Presented to

LGSC – Eastern Navajo Agency Chapter Officials’ Conference

March 19, 2012 Farmington, NM


Eastern Navajo Land Board

The 20 Land Board Members represent the following Chapters:


District 15 – 7 Representatives.

a. Standing Rock (1) b.

Dalton Pass (Nahodishgish) (1) 2.


White Rock (1) District 20 – 4 representatives d.

Lake Valley and Becenti (1) e.


Crownpoint and Littlewater (1) Whitehorse Lake (1) 3.







Pueblo Pintado and Torreon (1) District 16 – 9 Representatives.


Mariano Lake and Smith Lake (1) b.


Thoreau, Baca and Casamero Lake (1) Pinedale and Iyanbito (1) Church Rock, Bread Springs, and Red Rock (1) Manuelito and Chichiltah (1) Rock Springs and Tsayatoh (1) Ramah (1) h.


Alamo (1) Tohajilee (1) District 19 – 4 representatives.


Huerfano (2) b.

Nageezi (1) c.

Counselor and Ojo Encino (1)

Eastern Navajo Land Board–

Purpose, Mission, and Goals Statements

  

1. Preserve and improve the land, water, forest, forage, wildlife and recreational resources in Eastern Navajo Agency through efficient grazing management.

2. Promote optimum use of range resources to sustain income and livelihoods from livestock grazing.

3. Balance the rights and equities of the individual \landowners and land users with the demands of Navajo Nation programs through the granting of grazing privileges in a manner which will yield a fair return to land users consistent with undiminished future use.

Duties and responsibilities of the District Land Boards       

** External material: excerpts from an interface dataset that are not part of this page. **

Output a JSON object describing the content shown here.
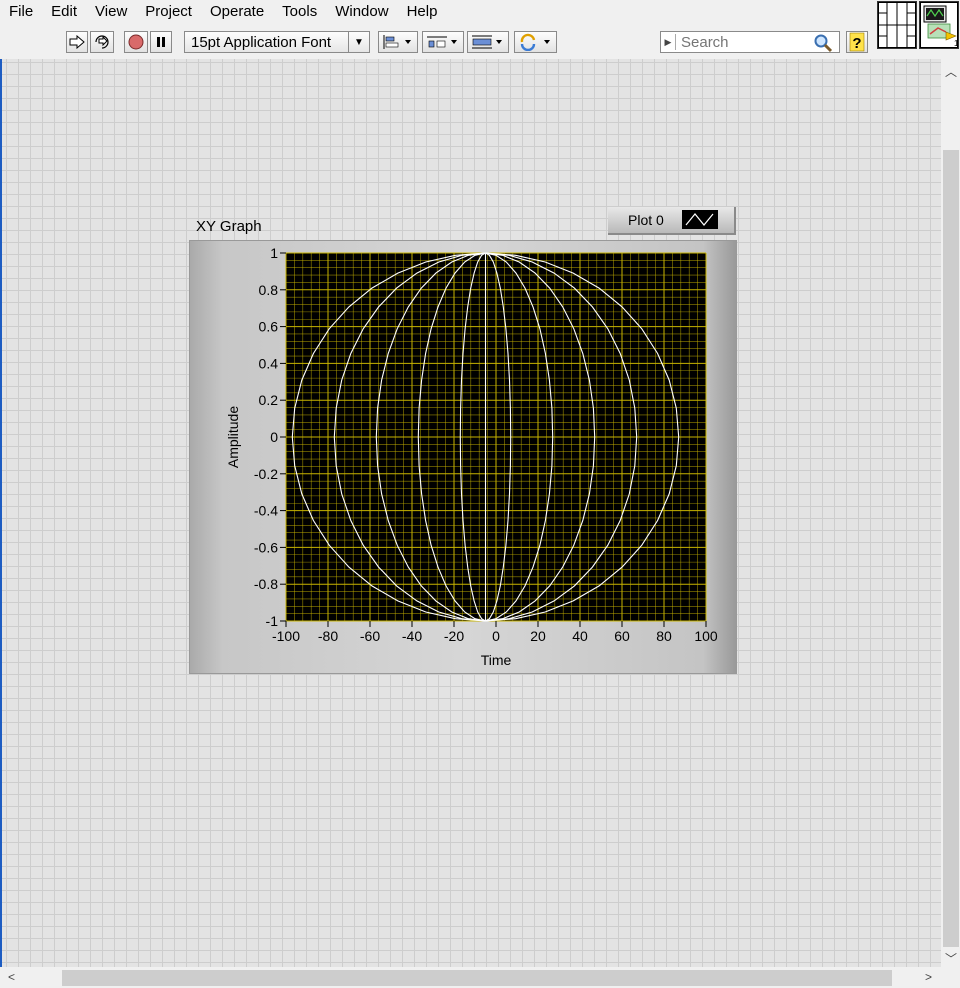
{
  "menu": [
    "File",
    "Edit",
    "View",
    "Project",
    "Operate",
    "Tools",
    "Window",
    "Help"
  ],
  "toolbar": {
    "font_label": "15pt Application Font",
    "search_placeholder": "Search"
  },
  "icons": [
    "run-arrow-icon",
    "run-continuously-icon",
    "abort-icon",
    "pause-icon",
    "align-icon",
    "distribute-icon",
    "resize-icon",
    "reorder-icon",
    "search-icon",
    "help-icon",
    "connector-pane-icon",
    "vi-icon"
  ],
  "graph": {
    "label": "XY Graph",
    "legend_label": "Plot 0",
    "plot_background": "#000000",
    "grid_color": "#c8b400",
    "trace_color": "#ffffff"
  },
  "chart_data": {
    "type": "line",
    "title": "XY Graph",
    "xlabel": "Time",
    "ylabel": "Amplitude",
    "xlim": [
      -100,
      100
    ],
    "ylim": [
      -1,
      1
    ],
    "x_ticks": [
      "-100",
      "-80",
      "-60",
      "-40",
      "-20",
      "0",
      "20",
      "40",
      "60",
      "80",
      "100"
    ],
    "y_ticks": [
      "1",
      "0.8",
      "0.6",
      "0.4",
      "0.2",
      "0",
      "-0.2",
      "-0.4",
      "-0.6",
      "-0.8",
      "-1"
    ],
    "grid": true,
    "legend": "top-right",
    "series": [
      {
        "name": "Plot 0",
        "type": "ellipse-arcs",
        "x_radii": [
          92,
          72,
          52,
          32,
          12,
          -12,
          -32,
          -52,
          -72,
          -92
        ],
        "x_center": -5,
        "points_per_arc": 20
      }
    ]
  }
}
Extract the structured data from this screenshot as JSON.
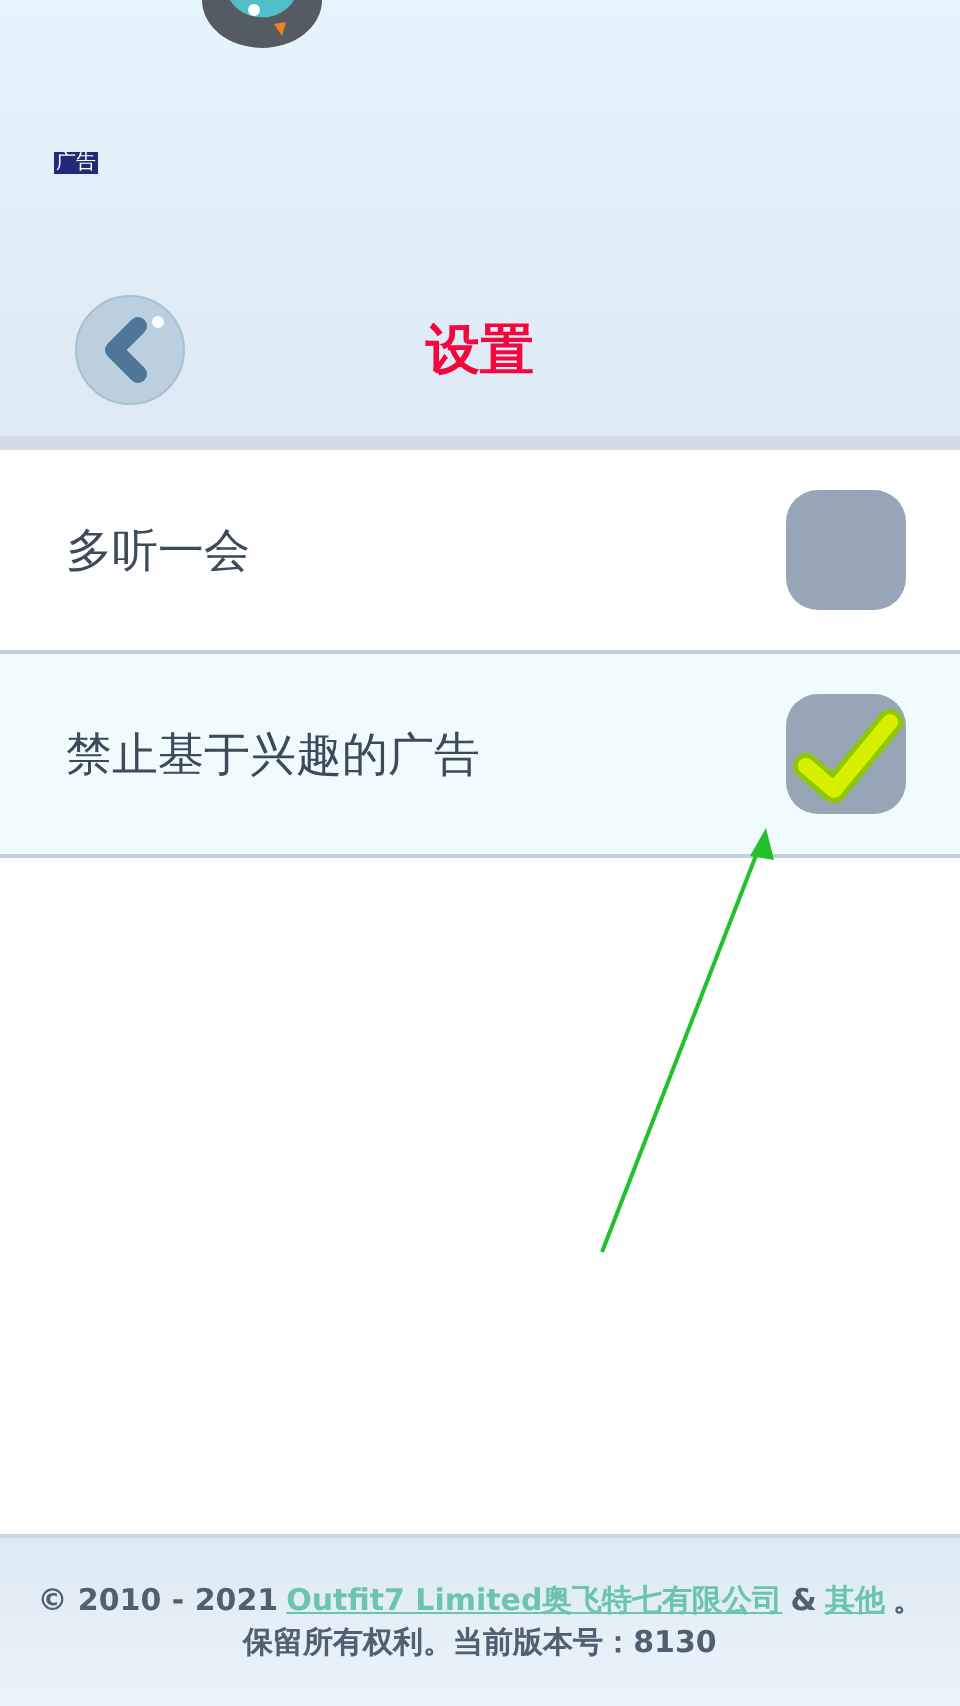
{
  "header": {
    "ad_badge": "广告",
    "title": "设置"
  },
  "settings": [
    {
      "label": "多听一会",
      "checked": false,
      "highlighted": false
    },
    {
      "label": "禁止基于兴趣的广告",
      "checked": true,
      "highlighted": true
    }
  ],
  "footer": {
    "copyright": "© 2010 - 2021",
    "company_link": " Outfit7 Limited奥飞特七有限公司",
    "ampersand": "&",
    "others_link": "其他",
    "period": "。",
    "rights": "保留所有权利。当前版本号：8130"
  }
}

Review grazing permit and applications for eligibility to allocate grazing permit privileges and designate use areas.

Strive to assign land tracts as viable economic units.

Mediate land disputes and refer unresolvable disputes to the Joint Land Board.

Implement livestock educational programs, in coordination Navajo Nation Division of Natural Resources, Bureau of Indian Affairs, and other resources.

Collaborate with Navajo Nation, state, BIA, BLM, NIIP, DNR departments on issues of mutual concern

Land acquisitions, mineral and energy development, etc. Cancel grazing permits upon forage depletion , permittee death, failure to pay grazing fees or non-use of permits for extended time periods or other reasons.

Recommend and implement range improvements and conservation plans for range units.

Duties and responsibilities of the District Land Boards (continued)  Enforce grazing regulations and perform other authorized duties on Navajo Nation trust, unreserved public domain land leased by the Navajo Nation, and other Navajo Nation controlled land.

 Perform herd health management and marketing programs, including livestock sale programs.

 Assist in annual livestock inventories.

 Recommend establishment and adjustment of range units in consultation with land users.

 Recommend grazing fees, modification, cancellation, and reissuance of grazing permits.

 Authorize range unit improvements prior to construction or removal.

Future “To Do List” for Eastern Navajo Land Board

1. Revise Plan of Operation 2. Revise MOU between the Navajo Nation, the BIA, and the BLM (aka Cooperative Agreement).

3. Revise MOA between Navajo Nation and BIA.

4. Establish need and potential for ENA Integrated Resource Management Plan

Land Board Partners with:

 Chapters  USDA (NRCS, FSA)  BLM  BIA  Navajo Nation Courts  Law Enforcement (NN Police, NRE Rangers, State Police, County Sheriff)  National Park Service  Other NN DNR Departments

Current Land Board Issues…

      Agriculture once brought people together for celebration and good fortunes (i.e. dippings). Now we are confronted with:  Livestock over grazing and  Increased dispute loads.

Economic Impacts due to funding decreases, “do more with less,” higher cost of


Complex land status (

trust, fee, allotment, BLM, Park Service, state, etc)

Conflicting grazing district and chapter boundaries.

Comprehensive Land Use Plans needed.

 Zoning  Increased demands from growing population and decreased grazing land.

    Increased demands for grazing permits from younger generation.

BLM land issues (

unauthorized occupancy, land exchanges

) Encroachment of other uses on grazing lands (

homesite, community & economic development, etc

.) Need for Conservation Plans Grazing regulation and dispute enforcement (NRE, NPD, BIA)

Eastern Navajo Land Board

Thank you!